Recknagel, H., Carruthers, M., Yurchenko, A.A. et al. “The functional genetic architecture of egg-laying and live-bearing reproduction in common lizards.” Nat Ecol Evol 5, 1546–1556 (2021). https://doi.org/10.1038/s41559-021-01555-4
Convergent evolution is a phenomenon where different species evolve similar characteristics though they come from very different lineages. For example, birds, bats and insects have all evolved the power of flight through very different evolutionary pathways. In this context, it is an impressive statistic that live-bearing behaviour or viviparity (as opposed to laying eggs to beget young ones or oviparity) has evolved independently in vertebrates at least 150 times. In reptiles alone, it has evolved independently some 121 times, and to specify further, in squamates (a group including lizards, snakes and worm lizards or amphisbaenians) it has evolved independently 115 times. It is perhaps not surprising then, considering the many routes taken by evolution in forging this difference, that within this group there should be seen this rare incidence of both behaviours (oviparity and viviparity) within the same species: the Eurasian common lizard ( Zootoca vivipara ).
- In the Eurasian common lizard, one finds the rare incidence of both behaviours — oviparity and viviparity.
- Researchers have done a comparative study within the same species to understand this phenomenon. They studied mainly the genetic basis for gestation period and eggshell traits and found that more genetic variants were involved in gestation time than with eggshell traits. This indicates that the genetic basis of the retention of the embryo is more complex than that of eggshell traits.
- The study helps in understanding the genetic basis of the evolution of pregnancy.
The subject of study
In the paper entitled, “The functional genetic architecture of egg-laying and live-bearing reproduction in common lizards,” published in Nature Evolution and Ecology , Hans Recknagel et al study a rare development: different geographically separated populations of the same species Z. vivipara , the Eurasian common lizard, show on the one hand egg-laying behaviour and on the other, live-bearing behaviour. The two populations have diverged as recently as nearly 4 million years ago, and so this may even be seen as a transition stage in moving from one parity to another. The researchers, who are from Universities of Glasgow and Bristol, U.K.; Ljubljana, Slovenia and Paris Saclay, France, have studied the genomic comparison between the two populations in an attempt to characterise the genetic basis of viviparity and oviparity and to better understand how the evolution took place. In the process, they have also seen hybrid members, in areas where the two populations overlap.
Viviparity versus oviparity
The significance of this study is attributed to the following aspect: Usually, comparative studies of viviparity and oviparity are done between different species – one of which is egg-laying and the other is live-bearing. The problem with conducting a comparative study like this is the complexity of the differences between the species which can obscure understanding. Therefore, seeing the two kinds of behaviour within the same species is a powerful tool. The researchers have analysed both the gene expression and the genomics data of the two groups to identify the genes that play out in the reproductive mode. It is also very useful that hybridisation between the two parities occurs both naturally and in the lab, perhaps because the two populations diverged only about 4 million years ago.

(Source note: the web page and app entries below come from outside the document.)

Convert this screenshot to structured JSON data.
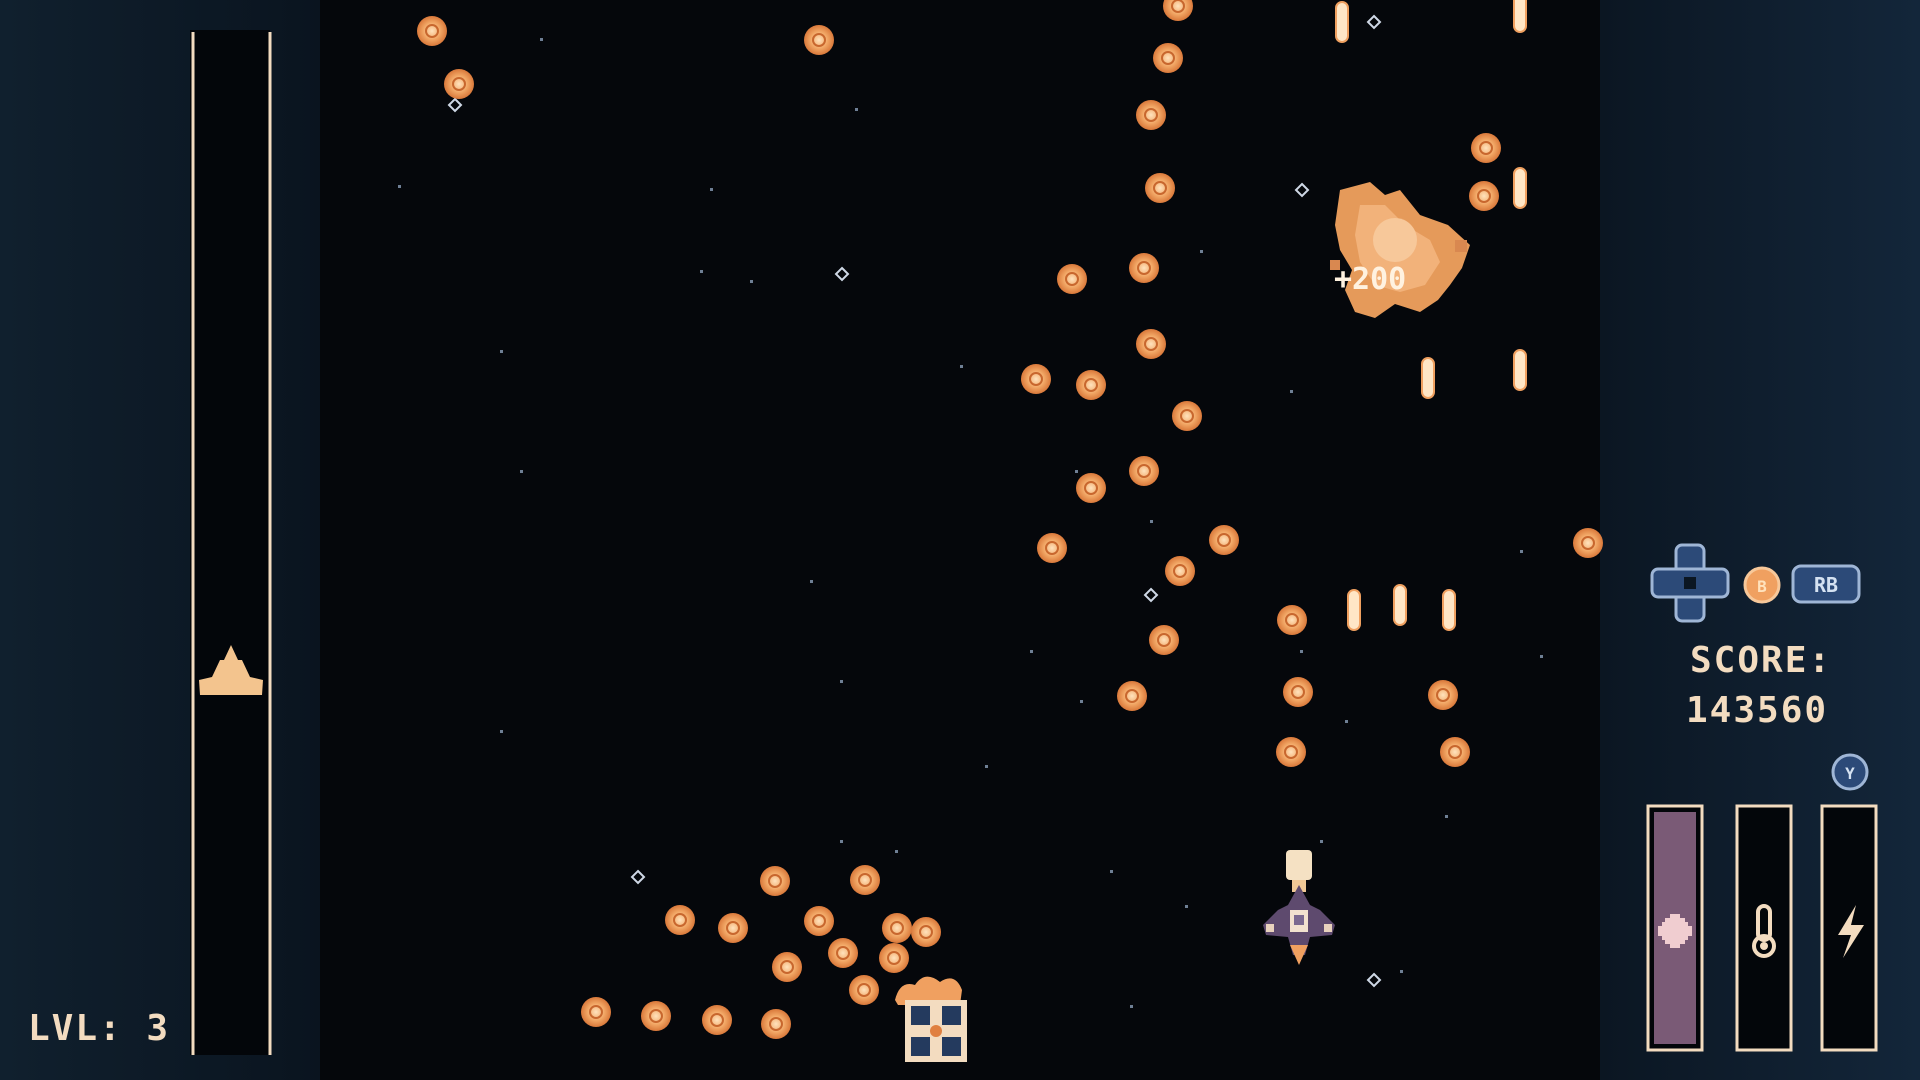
{
  "hud": {
    "level_label": "LVL: 3",
    "score_label": "SCORE:",
    "score_value": "143560",
    "floating_score": "+200",
    "button_b": "B",
    "button_rb": "RB",
    "button_y": "Y"
  },
  "meters": {
    "health_fill": 1.0,
    "heat_fill": 0.0,
    "energy_fill": 0.0
  },
  "progress": {
    "level_progress": 0.63
  },
  "colors": {
    "background": "#05070b",
    "side_panel": "#0e1b28",
    "ui_cream": "#f3dcc0",
    "bullet_orange": "#f0a060",
    "bullet_core": "#ffd7a8",
    "health_fill": "#7a5a76",
    "button_blue": "#2c4a78"
  },
  "icons": {
    "dpad": "dpad-icon",
    "health": "plus-icon",
    "heat": "thermometer-icon",
    "energy": "lightning-icon",
    "ship": "player-ship-icon",
    "progress_marker": "ship-marker-icon"
  }
}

The development of viviparity is accompanied by changes in the mother and the development of the embryo. For instance, active physiological exchange of water, gas and calcium from mother to embryo and an adjusted immune response for maternal-foetal communication.
In advanced stages of viviparity, more complex placentation is seen with enhanced nutrition transfer from mother to baby. Also, the mother’s immune response may be modified to prevent abortion and support foetal development. In the Eurasian common lizard, viviparity is at a relatively early stage.
In order to characterise the two types of behaviour, the researchers compared the eggshell thickness, gestational time and developmental stage of the young one at birth. Offspring of oviparous females were seen to be covered in a thick shell with calcium crystals. On the other hand, neonates of females in viviparous clutches were born surrounded by a thin uncalcified membrane. This characterisation helped them understand and mark out hybrid individuals. The researchers sampled a contact zone where two groups overlapped and found that 14% of adults inherited at least 10% of their genes from the alternative parity mode, and at least 6.1% of adults were first generation hybrids. First-generation hybrid females showed intermediate properties with respect to eggshell thickness, gestation time and developmental stage at the time of expulsion of the egg from the oviduct to the environment.
The study was able to pinpoint the genes that differed between the two groups. It studied mainly the genetic basis for gestation period and eggshell traits and found that more genetic variants were involved in gestation time than with eggshell traits, indicating that the genetic basis of the retention of the embryo is more complex than that of eggshell traits. They found 210 single nucleotide polymorphisms and 439 genes associated with the gestation period and only 17 single nucleotide polymorphisms and 38 genes associated with eggshell trait variation. (Single nucleotide polymorphisms, abbreviated as SNPs and pronounced ‘snips’, are variations in the gene produced by the change of a single nucleotide, for example, when cytosine is replaced by thymine in a particular stretch of DNA.)
The study helps in understanding the genetic basis of the evolution of pregnancy, and the fact of seeing both parities in the same species makes this study unique and insightful.